Top of Listed entries

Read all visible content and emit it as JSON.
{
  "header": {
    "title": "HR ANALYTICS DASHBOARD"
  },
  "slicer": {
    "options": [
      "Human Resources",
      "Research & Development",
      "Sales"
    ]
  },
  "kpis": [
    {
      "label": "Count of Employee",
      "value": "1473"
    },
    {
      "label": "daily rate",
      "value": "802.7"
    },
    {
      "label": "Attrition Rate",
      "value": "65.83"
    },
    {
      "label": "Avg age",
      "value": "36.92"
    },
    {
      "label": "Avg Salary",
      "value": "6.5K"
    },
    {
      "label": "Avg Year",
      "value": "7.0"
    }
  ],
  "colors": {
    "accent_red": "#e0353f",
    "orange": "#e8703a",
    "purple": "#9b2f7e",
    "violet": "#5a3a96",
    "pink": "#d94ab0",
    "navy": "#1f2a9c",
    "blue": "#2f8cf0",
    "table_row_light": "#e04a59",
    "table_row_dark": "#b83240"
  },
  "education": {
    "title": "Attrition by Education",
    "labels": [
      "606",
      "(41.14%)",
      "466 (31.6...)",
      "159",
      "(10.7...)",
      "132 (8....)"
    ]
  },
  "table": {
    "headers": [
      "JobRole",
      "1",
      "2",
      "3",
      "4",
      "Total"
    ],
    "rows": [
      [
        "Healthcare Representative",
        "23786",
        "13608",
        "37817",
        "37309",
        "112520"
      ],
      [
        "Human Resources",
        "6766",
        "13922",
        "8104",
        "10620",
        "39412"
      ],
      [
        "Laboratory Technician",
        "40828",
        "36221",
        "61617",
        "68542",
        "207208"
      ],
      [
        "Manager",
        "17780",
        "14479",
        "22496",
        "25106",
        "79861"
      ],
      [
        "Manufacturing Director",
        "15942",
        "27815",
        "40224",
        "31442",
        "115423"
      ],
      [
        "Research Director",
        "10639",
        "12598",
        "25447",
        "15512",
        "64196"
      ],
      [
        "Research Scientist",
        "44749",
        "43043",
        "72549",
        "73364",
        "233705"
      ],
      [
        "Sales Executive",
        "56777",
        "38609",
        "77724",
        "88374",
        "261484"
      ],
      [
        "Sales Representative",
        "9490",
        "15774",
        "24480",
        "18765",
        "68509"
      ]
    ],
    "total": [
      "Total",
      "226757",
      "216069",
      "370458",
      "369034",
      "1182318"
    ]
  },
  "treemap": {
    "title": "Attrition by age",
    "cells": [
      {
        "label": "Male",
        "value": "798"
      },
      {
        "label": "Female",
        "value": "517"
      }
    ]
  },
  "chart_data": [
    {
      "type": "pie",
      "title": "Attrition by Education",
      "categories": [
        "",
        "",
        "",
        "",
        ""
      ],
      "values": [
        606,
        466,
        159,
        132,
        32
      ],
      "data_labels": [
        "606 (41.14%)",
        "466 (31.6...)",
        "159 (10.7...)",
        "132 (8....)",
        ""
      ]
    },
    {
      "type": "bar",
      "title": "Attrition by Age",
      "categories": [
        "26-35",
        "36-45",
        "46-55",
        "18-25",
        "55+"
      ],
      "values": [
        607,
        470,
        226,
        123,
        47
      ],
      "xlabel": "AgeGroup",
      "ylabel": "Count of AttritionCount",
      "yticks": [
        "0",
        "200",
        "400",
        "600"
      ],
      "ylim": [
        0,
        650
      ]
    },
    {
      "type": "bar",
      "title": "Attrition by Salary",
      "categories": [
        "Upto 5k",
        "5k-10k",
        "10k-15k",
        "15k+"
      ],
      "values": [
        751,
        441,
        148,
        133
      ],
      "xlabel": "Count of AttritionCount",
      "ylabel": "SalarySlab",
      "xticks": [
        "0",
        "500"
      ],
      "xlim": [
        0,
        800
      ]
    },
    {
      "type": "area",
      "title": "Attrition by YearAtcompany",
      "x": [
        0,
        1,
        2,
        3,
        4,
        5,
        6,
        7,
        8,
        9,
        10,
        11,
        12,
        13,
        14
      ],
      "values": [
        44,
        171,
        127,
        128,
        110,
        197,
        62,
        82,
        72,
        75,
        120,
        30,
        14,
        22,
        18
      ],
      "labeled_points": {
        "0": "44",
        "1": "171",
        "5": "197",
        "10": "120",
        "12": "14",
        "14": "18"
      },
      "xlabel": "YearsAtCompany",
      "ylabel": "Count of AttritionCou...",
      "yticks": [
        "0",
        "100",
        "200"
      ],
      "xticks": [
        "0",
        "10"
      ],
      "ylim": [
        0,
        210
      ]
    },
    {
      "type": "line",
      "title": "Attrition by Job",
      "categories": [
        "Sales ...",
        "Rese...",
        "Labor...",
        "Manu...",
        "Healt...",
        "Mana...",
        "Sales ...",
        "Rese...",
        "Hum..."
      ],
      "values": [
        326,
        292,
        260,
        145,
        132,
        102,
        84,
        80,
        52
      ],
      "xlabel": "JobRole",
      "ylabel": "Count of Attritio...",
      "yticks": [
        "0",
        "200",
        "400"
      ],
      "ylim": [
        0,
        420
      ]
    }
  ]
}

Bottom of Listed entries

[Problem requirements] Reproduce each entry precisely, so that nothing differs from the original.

[Reply to the task]
Read all visible content and emit it as JSON.
{
  "header": {
    "title": "HR ANALYTICS DASHBOARD"
  },
  "slicer": {
    "options": [
      "Human Resources",
      "Research & Development",
      "Sales"
    ]
  },
  "kpis": [
    {
      "label": "Count of Employee",
      "value": "1473"
    },
    {
      "label": "daily rate",
      "value": "802.7"
    },
    {
      "label": "Attrition Rate",
      "value": "65.83"
    },
    {
      "label": "Avg age",
      "value": "36.92"
    },
    {
      "label": "Avg Salary",
      "value": "6.5K"
    },
    {
      "label": "Avg Year",
      "value": "7.0"
    }
  ],
  "colors": {
    "accent_red": "#e0353f",
    "orange": "#e8703a",
    "purple": "#9b2f7e",
    "violet": "#5a3a96",
    "pink": "#d94ab0",
    "navy": "#1f2a9c",
    "blue": "#2f8cf0",
    "table_row_light": "#e04a59",
    "table_row_dark": "#b83240"
  },
  "education": {
    "title": "Attrition by Education",
    "labels": [
      "606",
      "(41.14%)",
      "466 (31.6...)",
      "159",
      "(10.7...)",
      "132 (8....)"
    ]
  },
  "table": {
    "headers": [
      "JobRole",
      "1",
      "2",
      "3",
      "4",
      "Total"
    ],
    "rows": [
      [
        "Healthcare Representative",
        "23786",
        "13608",
        "37817",
        "37309",
        "112520"
      ],
      [
        "Human Resources",
        "6766",
        "13922",
        "8104",
        "10620",
        "39412"
      ],
      [
        "Laboratory Technician",
        "40828",
        "36221",
        "61617",
        "68542",
        "207208"
      ],
      [
        "Manager",
        "17780",
        "14479",
        "22496",
        "25106",
        "79861"
      ],
      [
        "Manufacturing Director",
        "15942",
        "27815",
        "40224",
        "31442",
        "115423"
      ],
      [
        "Research Director",
        "10639",
        "12598",
        "25447",
        "15512",
        "64196"
      ],
      [
        "Research Scientist",
        "44749",
        "43043",
        "72549",
        "73364",
        "233705"
      ],
      [
        "Sales Executive",
        "56777",
        "38609",
        "77724",
        "88374",
        "261484"
      ],
      [
        "Sales Representative",
        "9490",
        "15774",
        "24480",
        "18765",
        "68509"
      ]
    ],
    "total": [
      "Total",
      "226757",
      "216069",
      "370458",
      "369034",
      "1182318"
    ]
  },
  "treemap": {
    "title": "Attrition by age",
    "cells": [
      {
        "label": "Male",
        "value": "798"
      },
      {
        "label": "Female",
        "value": "517"
      }
    ]
  },
  "chart_data": [
    {
      "type": "pie",
      "title": "Attrition by Education",
      "categories": [
        "",
        "",
        "",
        "",
        ""
      ],
      "values": [
        606,
        466,
        159,
        132,
        32
      ],
      "data_labels": [
        "606 (41.14%)",
        "466 (31.6...)",
        "159 (10.7...)",
        "132 (8....)",
        ""
      ]
    },
    {
      "type": "bar",
      "title": "Attrition by Age",
      "categories": [
        "26-35",
        "36-45",
        "46-55",
        "18-25",
        "55+"
      ],
      "values": [
        607,
        470,
        226,
        123,
        47
      ],
      "xlabel": "AgeGroup",
      "ylabel": "Count of AttritionCount",
      "yticks": [
        "0",
        "200",
        "400",
        "600"
      ],
      "ylim": [
        0,
        650
      ]
    },
    {
      "type": "bar",
      "title": "Attrition by Salary",
      "categories": [
        "Upto 5k",
        "5k-10k",
        "10k-15k",
        "15k+"
      ],
      "values": [
        751,
        441,
        148,
        133
      ],
      "xlabel": "Count of AttritionCount",
      "ylabel": "SalarySlab",
      "xticks": [
        "0",
        "500"
      ],
      "xlim": [
        0,
        800
      ]
    },
    {
      "type": "area",
      "title": "Attrition by YearAtcompany",
      "x": [
        0,
        1,
        2,
        3,
        4,
        5,
        6,
        7,
        8,
        9,
        10,
        11,
        12,
        13,
        14
      ],
      "values": [
        44,
        171,
        127,
        128,
        110,
        197,
        62,
        82,
        72,
        75,
        120,
        30,
        14,
        22,
        18
      ],
      "labeled_points": {
        "0": "44",
        "1": "171",
        "5": "197",
        "10": "120",
        "12": "14",
        "14": "18"
      },
      "xlabel": "YearsAtCompany",
      "ylabel": "Count of AttritionCou...",
      "yticks": [
        "0",
        "100",
        "200"
      ],
      "xticks": [
        "0",
        "10"
      ],
      "ylim": [
        0,
        210
      ]
    },
    {
      "type": "line",
      "title": "Attrition by Job",
      "categories": [
        "Sales ...",
        "Rese...",
        "Labor...",
        "Manu...",
        "Healt...",
        "Mana...",
        "Sales ...",
        "Rese...",
        "Hum..."
      ],
      "values": [
        326,
        292,
        260,
        145,
        132,
        102,
        84,
        80,
        52
      ],
      "xlabel": "JobRole",
      "ylabel": "Count of Attritio...",
      "yticks": [
        "0",
        "200",
        "400"
      ],
      "ylim": [
        0,
        420
      ]
    }
  ]
}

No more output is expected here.